··· EXERCISE DATA ···

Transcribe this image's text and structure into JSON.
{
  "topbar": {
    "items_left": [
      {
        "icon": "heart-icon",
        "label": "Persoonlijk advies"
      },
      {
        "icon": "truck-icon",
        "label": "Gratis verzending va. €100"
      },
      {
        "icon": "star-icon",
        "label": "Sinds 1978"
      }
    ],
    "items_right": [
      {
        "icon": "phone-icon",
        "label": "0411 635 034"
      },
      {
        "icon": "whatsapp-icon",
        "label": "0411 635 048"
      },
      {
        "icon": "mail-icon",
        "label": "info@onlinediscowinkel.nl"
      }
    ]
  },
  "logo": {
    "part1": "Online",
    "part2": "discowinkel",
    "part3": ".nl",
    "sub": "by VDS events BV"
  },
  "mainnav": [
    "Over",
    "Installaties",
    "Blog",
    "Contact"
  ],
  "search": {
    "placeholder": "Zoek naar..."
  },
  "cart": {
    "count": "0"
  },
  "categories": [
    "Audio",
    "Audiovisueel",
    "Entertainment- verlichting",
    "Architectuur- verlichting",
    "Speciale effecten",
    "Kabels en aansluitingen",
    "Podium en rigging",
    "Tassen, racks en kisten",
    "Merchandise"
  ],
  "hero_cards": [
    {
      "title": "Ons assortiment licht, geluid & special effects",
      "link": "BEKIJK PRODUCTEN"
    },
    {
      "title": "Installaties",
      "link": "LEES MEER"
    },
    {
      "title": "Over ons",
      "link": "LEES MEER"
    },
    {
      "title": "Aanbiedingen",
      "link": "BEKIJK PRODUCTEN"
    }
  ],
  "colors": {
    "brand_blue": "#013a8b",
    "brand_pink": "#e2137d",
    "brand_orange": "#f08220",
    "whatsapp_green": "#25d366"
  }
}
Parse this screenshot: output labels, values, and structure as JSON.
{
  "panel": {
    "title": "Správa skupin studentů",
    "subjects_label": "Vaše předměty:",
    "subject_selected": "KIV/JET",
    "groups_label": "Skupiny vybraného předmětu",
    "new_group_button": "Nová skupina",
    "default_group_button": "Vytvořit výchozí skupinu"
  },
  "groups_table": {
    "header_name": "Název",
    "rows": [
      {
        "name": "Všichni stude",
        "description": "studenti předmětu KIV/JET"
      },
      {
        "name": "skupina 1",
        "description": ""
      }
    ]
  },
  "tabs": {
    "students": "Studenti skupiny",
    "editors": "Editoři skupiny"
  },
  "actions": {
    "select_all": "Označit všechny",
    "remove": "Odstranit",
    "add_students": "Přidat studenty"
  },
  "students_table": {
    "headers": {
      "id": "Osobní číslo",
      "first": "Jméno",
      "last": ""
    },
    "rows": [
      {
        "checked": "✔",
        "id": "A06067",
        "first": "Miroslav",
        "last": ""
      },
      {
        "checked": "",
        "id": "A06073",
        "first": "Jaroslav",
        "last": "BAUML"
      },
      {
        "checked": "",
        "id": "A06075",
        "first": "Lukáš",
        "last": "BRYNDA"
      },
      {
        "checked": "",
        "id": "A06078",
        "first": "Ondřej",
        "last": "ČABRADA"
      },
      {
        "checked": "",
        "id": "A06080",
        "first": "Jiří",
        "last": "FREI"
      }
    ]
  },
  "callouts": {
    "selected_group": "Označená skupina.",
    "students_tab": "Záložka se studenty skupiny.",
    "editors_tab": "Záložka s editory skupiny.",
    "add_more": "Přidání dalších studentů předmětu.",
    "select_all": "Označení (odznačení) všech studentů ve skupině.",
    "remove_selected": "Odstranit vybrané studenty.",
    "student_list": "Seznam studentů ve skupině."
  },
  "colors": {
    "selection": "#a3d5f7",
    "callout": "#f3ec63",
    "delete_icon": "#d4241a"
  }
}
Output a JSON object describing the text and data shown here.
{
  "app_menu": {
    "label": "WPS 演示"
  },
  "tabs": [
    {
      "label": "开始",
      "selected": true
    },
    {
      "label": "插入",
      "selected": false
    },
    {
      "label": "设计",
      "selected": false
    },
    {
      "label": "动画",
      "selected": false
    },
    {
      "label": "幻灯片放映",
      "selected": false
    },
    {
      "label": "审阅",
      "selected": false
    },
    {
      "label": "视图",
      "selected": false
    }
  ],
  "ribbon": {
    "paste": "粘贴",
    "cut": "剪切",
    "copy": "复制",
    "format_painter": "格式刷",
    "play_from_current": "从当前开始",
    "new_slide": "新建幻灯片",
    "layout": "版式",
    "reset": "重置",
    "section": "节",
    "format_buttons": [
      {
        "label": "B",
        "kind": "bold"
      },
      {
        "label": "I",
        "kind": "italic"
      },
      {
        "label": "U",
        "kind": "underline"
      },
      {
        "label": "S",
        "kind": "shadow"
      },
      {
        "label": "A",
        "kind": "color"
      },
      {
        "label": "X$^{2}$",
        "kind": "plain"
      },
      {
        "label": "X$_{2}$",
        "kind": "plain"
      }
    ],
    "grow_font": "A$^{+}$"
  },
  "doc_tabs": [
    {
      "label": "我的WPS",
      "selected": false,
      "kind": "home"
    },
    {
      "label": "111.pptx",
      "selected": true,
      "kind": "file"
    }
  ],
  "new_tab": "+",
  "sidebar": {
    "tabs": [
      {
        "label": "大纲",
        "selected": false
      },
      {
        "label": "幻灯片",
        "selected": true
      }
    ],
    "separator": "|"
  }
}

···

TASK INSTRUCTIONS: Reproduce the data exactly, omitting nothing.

ANSWER FOR THIS EXERCISE:
Transcribe this image's text and structure into JSON.
{
  "topbar": {
    "items_left": [
      {
        "icon": "heart-icon",
        "label": "Persoonlijk advies"
      },
      {
        "icon": "truck-icon",
        "label": "Gratis verzending va. €100"
      },
      {
        "icon": "star-icon",
        "label": "Sinds 1978"
      }
    ],
    "items_right": [
      {
        "icon": "phone-icon",
        "label": "0411 635 034"
      },
      {
        "icon": "whatsapp-icon",
        "label": "0411 635 048"
      },
      {
        "icon": "mail-icon",
        "label": "info@onlinediscowinkel.nl"
      }
    ]
  },
  "logo": {
    "part1": "Online",
    "part2": "discowinkel",
    "part3": ".nl",
    "sub": "by VDS events BV"
  },
  "mainnav": [
    "Over",
    "Installaties",
    "Blog",
    "Contact"
  ],
  "search": {
    "placeholder": "Zoek naar..."
  },
  "cart": {
    "count": "0"
  },
  "categories": [
    "Audio",
    "Audiovisueel",
    "Entertainment- verlichting",
    "Architectuur- verlichting",
    "Speciale effecten",
    "Kabels en aansluitingen",
    "Podium en rigging",
    "Tassen, racks en kisten",
    "Merchandise"
  ],
  "hero_cards": [
    {
      "title": "Ons assortiment licht, geluid & special effects",
      "link": "BEKIJK PRODUCTEN"
    },
    {
      "title": "Installaties",
      "link": "LEES MEER"
    },
    {
      "title": "Over ons",
      "link": "LEES MEER"
    },
    {
      "title": "Aanbiedingen",
      "link": "BEKIJK PRODUCTEN"
    }
  ],
  "colors": {
    "brand_blue": "#013a8b",
    "brand_pink": "#e2137d",
    "brand_orange": "#f08220",
    "whatsapp_green": "#25d366"
  }
}
Parse this screenshot: output labels, values, and structure as JSON.
{
  "panel": {
    "title": "Správa skupin studentů",
    "subjects_label": "Vaše předměty:",
    "subject_selected": "KIV/JET",
    "groups_label": "Skupiny vybraného předmětu",
    "new_group_button": "Nová skupina",
    "default_group_button": "Vytvořit výchozí skupinu"
  },
  "groups_table": {
    "header_name": "Název",
    "rows": [
      {
        "name": "Všichni stude",
        "description": "studenti předmětu KIV/JET"
      },
      {
        "name": "skupina 1",
        "description": ""
      }
    ]
  },
  "tabs": {
    "students": "Studenti skupiny",
    "editors": "Editoři skupiny"
  },
  "actions": {
    "select_all": "Označit všechny",
    "remove": "Odstranit",
    "add_students": "Přidat studenty"
  },
  "students_table": {
    "headers": {
      "id": "Osobní číslo",
      "first": "Jméno",
      "last": ""
    },
    "rows": [
      {
        "checked": "✔",
        "id": "A06067",
        "first": "Miroslav",
        "last": ""
      },
      {
        "checked": "",
        "id": "A06073",
        "first": "Jaroslav",
        "last": "BAUML"
      },
      {
        "checked": "",
        "id": "A06075",
        "first": "Lukáš",
        "last": "BRYNDA"
      },
      {
        "checked": "",
        "id": "A06078",
        "first": "Ondřej",
        "last": "ČABRADA"
      },
      {
        "checked": "",
        "id": "A06080",
        "first": "Jiří",
        "last": "FREI"
      }
    ]
  },
  "callouts": {
    "selected_group": "Označená skupina.",
    "students_tab": "Záložka se studenty skupiny.",
    "editors_tab": "Záložka s editory skupiny.",
    "add_more": "Přidání dalších studentů předmětu.",
    "select_all": "Označení (odznačení) všech studentů ve skupině.",
    "remove_selected": "Odstranit vybrané studenty.",
    "student_list": "Seznam studentů ve skupině."
  },
  "colors": {
    "selection": "#a3d5f7",
    "callout": "#f3ec63",
    "delete_icon": "#d4241a"
  }
}
Output a JSON object describing the text and data shown here.
{
  "app_menu": {
    "label": "WPS 演示"
  },
  "tabs": [
    {
      "label": "开始",
      "selected": true
    },
    {
      "label": "插入",
      "selected": false
    },
    {
      "label": "设计",
      "selected": false
    },
    {
      "label": "动画",
      "selected": false
    },
    {
      "label": "幻灯片放映",
      "selected": false
    },
    {
      "label": "审阅",
      "selected": false
    },
    {
      "label": "视图",
      "selected": false
    }
  ],
  "ribbon": {
    "paste": "粘贴",
    "cut": "剪切",
    "copy": "复制",
    "format_painter": "格式刷",
    "play_from_current": "从当前开始",
    "new_slide": "新建幻灯片",
    "layout": "版式",
    "reset": "重置",
    "section": "节",
    "format_buttons": [
      {
        "label": "B",
        "kind": "bold"
      },
      {
        "label": "I",
        "kind": "italic"
      },
      {
        "label": "U",
        "kind": "underline"
      },
      {
        "label": "S",
        "kind": "shadow"
      },
      {
        "label": "A",
        "kind": "color"
      },
      {
        "label": "X$^{2}$",
        "kind": "plain"
      },
      {
        "label": "X$_{2}$",
        "kind": "plain"
      }
    ],
    "grow_font": "A$^{+}$"
  },
  "doc_tabs": [
    {
      "label": "我的WPS",
      "selected": false,
      "kind": "home"
    },
    {
      "label": "111.pptx",
      "selected": true,
      "kind": "file"
    }
  ],
  "new_tab": "+",
  "sidebar": {
    "tabs": [
      {
        "label": "大纲",
        "selected": false
      },
      {
        "label": "幻灯片",
        "selected": true
      }
    ],
    "separator": "|"
  }
}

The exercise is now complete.